Simple answer: He obeyed. God specifically told Isaiah to strip down, ditch the Teva’s, and prepare for the scorn of pretty much everyone he’d encounter in the next 3 years.
It sort of reminds me of God’s request to Hosea: “Go and marry a prostitute…”
“Umm… Did I hear that right, God? Did you just say ‘prostitute’? You do know what those are, right? “
“Yeah, I know, Hosea, but I need to tell my people something and I want your help. Oh, and by the way, some of her children will be born to you from other men.”
“So Hosea married Gomer…” He actually obeyed! A completely unreasonable request by any man’s standards – to choose a woman who you KNOW will not be faithful to you. Yet, Hosea did exactly as God requested. We need to remember, this was the beginning of Hosea’s news delivery job for God – “When the Lord first began speaking to Israel through Hosea…” There was no precedent for this. Prophecy 101 at Jerusalem U. didn’t cover this kind of thing! There was no leadership model that showed Hosea how this was going to work out. Just a seemingly insane command!
I wonder when we began to think that all that God would ever request of us would make sense? We want to obey God when He tells us to “go to church” and show up for Sunday school… Even when He tells us to “love our neighbor” and be nice to the people in class. We like to obey when He asks us to give as much as we can comfortably give and to play fair. That stuff all makes sense to us.
But what about when He asks for it all?
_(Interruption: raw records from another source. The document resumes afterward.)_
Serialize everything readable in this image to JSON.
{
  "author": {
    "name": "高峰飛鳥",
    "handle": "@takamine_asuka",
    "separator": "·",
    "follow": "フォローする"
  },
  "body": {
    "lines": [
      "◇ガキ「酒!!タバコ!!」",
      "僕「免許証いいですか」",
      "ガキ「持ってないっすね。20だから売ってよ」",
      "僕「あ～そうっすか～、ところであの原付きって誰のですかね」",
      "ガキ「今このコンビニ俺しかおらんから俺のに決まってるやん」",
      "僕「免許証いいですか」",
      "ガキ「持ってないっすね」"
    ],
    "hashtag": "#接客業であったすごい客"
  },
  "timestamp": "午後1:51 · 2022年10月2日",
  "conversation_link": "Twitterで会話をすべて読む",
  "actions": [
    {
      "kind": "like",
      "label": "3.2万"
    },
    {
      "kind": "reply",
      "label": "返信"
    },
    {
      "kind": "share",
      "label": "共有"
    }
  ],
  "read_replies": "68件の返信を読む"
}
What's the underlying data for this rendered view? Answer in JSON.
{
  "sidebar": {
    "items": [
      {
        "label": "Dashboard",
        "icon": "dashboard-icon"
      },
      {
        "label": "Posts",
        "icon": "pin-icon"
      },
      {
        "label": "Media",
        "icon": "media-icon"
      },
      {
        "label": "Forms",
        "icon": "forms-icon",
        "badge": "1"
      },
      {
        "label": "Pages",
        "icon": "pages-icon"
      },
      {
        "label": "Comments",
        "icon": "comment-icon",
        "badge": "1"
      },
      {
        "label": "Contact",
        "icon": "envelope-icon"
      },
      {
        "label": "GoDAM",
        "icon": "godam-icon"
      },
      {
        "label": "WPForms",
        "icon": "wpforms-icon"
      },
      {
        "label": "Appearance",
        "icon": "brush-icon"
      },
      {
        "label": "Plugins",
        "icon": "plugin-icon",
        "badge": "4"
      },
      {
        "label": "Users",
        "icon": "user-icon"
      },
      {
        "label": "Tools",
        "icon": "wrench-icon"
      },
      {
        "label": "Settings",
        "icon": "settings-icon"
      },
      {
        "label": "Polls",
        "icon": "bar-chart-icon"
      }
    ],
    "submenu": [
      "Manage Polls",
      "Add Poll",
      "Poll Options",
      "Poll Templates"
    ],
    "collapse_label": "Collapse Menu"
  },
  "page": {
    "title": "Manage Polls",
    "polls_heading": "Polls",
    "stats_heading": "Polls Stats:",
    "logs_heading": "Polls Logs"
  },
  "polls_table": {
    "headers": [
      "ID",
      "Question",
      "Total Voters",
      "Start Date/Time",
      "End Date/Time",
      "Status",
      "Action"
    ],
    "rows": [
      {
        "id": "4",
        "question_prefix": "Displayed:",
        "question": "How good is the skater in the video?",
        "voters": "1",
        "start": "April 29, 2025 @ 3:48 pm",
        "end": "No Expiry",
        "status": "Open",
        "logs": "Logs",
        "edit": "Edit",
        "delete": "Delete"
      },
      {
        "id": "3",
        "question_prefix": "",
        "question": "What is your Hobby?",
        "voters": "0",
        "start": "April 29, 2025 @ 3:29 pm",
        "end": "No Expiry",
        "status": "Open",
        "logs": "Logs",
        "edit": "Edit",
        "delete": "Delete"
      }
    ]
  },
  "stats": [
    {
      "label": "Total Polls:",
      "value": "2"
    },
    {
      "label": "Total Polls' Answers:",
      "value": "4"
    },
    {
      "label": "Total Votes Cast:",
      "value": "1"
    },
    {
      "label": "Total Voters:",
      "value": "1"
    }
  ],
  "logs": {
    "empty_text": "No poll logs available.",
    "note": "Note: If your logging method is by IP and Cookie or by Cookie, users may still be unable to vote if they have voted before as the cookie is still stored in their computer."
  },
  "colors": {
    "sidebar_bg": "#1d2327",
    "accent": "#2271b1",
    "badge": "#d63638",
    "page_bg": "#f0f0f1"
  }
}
What about when Jesus tells us to eat his flesh and drink his blood? (Don’t worry, that sounded crazy in the first century, too.) What do we do when He asks us to give a car to a neighbor without one? When He asks us to fast in a way that means something more than ‘fish on Fridays’?
Why do we think every request God makes of us will make sense? I wonder what we miss (or the people we should be sharing light with miss) when rationality is a condition of our obedience – if we only obey God when it makes sense?
Prepare to be surprised! God has not called you to normal.